→ Your goal: Please go line by line through the material and copy each one containing the word "chevron".

###

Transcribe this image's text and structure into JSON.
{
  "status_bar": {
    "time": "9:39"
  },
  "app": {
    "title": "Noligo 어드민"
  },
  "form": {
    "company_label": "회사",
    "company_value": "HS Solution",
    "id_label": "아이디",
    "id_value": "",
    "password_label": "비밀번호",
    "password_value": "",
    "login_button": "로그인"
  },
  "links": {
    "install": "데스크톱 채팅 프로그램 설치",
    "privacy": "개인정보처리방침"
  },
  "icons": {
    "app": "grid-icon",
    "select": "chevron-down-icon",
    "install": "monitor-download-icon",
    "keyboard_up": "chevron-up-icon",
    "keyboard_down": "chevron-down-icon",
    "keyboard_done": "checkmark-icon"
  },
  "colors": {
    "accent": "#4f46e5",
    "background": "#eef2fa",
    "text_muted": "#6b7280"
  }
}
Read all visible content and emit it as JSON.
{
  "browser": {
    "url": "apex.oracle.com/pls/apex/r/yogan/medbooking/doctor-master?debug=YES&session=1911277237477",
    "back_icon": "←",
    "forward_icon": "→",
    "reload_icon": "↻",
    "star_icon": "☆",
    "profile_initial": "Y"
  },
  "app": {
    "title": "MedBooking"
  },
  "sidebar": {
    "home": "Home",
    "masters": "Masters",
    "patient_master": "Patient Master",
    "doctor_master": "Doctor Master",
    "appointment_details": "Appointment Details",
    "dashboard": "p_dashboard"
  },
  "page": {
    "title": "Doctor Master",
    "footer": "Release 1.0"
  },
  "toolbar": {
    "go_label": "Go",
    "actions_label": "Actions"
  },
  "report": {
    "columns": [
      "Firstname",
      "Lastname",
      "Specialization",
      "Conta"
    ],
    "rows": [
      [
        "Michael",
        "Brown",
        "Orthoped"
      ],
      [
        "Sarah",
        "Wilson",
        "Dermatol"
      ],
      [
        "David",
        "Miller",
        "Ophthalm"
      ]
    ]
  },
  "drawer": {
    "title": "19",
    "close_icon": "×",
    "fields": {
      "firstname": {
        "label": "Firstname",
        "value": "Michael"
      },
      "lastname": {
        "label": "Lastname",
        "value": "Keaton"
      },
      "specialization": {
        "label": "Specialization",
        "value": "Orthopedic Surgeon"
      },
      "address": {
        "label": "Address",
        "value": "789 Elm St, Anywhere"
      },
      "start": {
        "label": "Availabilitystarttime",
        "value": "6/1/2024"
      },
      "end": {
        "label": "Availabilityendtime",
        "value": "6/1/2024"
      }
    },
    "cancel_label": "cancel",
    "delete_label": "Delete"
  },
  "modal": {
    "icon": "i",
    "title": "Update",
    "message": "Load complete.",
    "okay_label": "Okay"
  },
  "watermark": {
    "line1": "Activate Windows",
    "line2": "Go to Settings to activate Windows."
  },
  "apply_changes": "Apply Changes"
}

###

→ Answer section:
    "select": "chevron-down-icon",
    "keyboard_up": "chevron-up-icon",
    "keyboard_down": "chevron-down-icon",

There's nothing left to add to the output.